— Required action —
Which lines of the data below contain "content"? Please show them all.

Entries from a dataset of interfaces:
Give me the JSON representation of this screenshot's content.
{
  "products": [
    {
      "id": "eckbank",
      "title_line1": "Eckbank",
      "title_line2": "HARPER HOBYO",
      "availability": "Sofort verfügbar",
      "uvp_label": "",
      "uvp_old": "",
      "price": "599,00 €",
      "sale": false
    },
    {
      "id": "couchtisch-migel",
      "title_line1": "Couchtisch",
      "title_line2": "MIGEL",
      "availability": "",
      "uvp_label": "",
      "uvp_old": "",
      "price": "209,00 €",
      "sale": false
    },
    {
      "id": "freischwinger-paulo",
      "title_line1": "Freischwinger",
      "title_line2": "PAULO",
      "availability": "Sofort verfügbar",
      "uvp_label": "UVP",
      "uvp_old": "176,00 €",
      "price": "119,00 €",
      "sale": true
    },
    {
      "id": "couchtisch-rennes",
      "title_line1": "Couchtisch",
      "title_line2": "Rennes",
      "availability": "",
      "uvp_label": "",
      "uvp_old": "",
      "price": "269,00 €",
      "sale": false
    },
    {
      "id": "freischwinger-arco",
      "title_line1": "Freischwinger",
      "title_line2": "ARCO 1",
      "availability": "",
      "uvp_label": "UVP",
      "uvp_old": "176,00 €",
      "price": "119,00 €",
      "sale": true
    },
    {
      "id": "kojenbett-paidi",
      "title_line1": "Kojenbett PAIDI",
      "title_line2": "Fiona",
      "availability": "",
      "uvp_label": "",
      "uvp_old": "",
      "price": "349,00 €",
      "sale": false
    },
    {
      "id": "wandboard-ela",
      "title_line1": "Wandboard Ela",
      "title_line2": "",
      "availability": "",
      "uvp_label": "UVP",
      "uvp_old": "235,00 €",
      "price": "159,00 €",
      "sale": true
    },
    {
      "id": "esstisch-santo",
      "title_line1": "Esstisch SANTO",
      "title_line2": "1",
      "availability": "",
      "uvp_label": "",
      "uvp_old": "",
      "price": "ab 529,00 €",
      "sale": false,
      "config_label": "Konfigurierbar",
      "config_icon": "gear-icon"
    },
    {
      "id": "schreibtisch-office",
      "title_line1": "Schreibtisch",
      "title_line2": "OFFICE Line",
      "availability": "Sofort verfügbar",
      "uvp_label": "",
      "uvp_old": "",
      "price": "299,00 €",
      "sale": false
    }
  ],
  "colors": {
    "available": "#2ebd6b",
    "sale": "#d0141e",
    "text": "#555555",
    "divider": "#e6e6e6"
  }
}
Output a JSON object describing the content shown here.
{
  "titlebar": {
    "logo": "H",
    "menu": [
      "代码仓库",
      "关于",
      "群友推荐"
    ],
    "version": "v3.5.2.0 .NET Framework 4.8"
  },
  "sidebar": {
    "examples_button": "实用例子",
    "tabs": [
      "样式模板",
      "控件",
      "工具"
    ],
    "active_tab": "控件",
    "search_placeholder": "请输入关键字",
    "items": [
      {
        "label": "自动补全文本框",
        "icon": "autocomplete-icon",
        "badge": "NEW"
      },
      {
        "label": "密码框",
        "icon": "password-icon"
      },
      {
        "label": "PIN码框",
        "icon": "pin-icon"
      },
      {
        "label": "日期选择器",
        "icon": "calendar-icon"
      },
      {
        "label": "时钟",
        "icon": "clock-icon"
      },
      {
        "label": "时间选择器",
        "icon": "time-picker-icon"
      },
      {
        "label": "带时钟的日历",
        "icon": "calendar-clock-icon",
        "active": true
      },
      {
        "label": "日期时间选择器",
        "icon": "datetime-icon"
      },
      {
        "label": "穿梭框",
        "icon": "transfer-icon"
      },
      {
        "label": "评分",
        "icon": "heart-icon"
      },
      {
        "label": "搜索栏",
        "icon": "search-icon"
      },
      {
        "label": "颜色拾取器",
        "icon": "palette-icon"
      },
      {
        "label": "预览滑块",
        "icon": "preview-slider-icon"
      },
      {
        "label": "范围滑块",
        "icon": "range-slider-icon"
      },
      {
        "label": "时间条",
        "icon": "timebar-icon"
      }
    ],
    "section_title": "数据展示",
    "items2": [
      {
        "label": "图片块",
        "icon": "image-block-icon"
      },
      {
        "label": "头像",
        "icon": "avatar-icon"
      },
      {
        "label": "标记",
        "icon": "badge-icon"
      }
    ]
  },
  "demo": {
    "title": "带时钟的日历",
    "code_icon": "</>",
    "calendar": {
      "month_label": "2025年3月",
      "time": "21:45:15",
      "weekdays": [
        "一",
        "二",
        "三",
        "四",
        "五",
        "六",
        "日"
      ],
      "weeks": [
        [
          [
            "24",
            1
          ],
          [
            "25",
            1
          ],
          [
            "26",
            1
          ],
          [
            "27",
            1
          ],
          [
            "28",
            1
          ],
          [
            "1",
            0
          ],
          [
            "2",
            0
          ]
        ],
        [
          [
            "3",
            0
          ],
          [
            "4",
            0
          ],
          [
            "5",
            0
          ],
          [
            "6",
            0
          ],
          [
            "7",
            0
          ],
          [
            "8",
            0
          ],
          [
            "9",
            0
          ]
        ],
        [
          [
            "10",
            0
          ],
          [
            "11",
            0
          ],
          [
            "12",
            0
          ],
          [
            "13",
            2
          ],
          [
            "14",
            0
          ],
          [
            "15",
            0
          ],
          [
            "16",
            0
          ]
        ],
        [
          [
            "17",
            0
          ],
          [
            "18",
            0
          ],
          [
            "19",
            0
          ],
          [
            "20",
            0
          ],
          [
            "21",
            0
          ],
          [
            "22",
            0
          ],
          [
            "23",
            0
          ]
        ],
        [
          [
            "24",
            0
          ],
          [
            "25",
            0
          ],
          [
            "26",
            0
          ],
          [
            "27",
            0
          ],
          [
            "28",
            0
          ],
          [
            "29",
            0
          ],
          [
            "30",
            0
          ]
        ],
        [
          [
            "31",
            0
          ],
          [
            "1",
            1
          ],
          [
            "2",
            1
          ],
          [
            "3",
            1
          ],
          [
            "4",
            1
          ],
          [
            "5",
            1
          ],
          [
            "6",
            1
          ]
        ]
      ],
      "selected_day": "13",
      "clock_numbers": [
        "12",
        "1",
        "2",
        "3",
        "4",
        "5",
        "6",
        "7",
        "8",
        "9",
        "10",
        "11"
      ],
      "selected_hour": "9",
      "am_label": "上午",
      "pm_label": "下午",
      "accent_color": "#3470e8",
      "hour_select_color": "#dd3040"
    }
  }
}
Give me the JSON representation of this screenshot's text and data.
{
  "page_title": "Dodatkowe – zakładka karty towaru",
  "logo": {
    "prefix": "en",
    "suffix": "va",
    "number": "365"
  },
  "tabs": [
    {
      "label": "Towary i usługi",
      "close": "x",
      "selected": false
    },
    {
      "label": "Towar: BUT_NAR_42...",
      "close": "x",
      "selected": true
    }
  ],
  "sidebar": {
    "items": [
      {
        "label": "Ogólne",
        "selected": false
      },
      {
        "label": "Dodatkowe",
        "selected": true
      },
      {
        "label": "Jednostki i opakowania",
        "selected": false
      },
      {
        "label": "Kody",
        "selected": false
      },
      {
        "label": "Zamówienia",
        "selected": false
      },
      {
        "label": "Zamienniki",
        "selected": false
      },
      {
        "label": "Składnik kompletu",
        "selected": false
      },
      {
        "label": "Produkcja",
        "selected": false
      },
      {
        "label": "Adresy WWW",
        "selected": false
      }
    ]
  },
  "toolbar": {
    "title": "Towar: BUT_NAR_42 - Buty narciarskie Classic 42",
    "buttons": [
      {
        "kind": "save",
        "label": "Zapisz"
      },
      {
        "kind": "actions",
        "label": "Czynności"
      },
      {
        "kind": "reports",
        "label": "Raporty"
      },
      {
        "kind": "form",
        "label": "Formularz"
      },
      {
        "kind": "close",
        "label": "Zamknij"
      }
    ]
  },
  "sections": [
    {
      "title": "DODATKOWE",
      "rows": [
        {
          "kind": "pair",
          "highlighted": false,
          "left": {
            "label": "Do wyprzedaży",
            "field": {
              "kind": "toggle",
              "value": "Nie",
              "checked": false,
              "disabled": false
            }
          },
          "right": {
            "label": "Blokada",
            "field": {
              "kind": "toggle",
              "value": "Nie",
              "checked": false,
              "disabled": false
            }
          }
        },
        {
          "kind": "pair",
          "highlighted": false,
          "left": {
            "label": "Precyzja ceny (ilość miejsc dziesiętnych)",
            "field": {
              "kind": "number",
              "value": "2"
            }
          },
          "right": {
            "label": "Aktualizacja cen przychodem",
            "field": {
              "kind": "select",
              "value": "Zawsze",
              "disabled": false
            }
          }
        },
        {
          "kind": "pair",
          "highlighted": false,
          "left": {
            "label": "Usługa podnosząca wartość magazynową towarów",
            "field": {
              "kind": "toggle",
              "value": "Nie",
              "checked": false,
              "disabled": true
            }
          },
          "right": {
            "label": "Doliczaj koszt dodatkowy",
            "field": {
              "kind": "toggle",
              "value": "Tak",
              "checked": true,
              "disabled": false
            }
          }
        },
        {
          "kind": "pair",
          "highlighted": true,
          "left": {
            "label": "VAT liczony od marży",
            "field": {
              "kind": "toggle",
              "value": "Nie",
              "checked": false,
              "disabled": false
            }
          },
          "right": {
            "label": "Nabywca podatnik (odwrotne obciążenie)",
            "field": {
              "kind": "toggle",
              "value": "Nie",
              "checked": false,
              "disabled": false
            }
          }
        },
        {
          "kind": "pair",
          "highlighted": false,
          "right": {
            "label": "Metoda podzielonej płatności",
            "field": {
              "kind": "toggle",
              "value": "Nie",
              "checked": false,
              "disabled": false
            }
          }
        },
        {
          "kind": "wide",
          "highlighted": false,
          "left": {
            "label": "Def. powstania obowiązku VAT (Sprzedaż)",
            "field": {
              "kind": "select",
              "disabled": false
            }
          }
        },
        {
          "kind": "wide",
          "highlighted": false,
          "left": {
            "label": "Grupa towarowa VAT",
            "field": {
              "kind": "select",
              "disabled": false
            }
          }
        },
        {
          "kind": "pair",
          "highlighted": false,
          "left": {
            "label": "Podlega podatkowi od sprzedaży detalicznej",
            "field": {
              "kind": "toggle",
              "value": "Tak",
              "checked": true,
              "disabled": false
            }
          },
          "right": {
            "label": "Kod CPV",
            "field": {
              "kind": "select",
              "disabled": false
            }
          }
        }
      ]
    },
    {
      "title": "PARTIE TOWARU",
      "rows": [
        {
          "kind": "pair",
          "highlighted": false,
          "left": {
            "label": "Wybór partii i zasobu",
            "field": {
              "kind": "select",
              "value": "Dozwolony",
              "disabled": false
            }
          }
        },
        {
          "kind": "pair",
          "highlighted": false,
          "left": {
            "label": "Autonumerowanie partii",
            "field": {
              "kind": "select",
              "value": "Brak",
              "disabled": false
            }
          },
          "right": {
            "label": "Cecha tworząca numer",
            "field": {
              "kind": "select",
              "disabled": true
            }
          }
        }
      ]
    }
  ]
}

— Answer to the exercise —
Give me the JSON representation of this screenshot's content.
Output a JSON object describing the content shown here.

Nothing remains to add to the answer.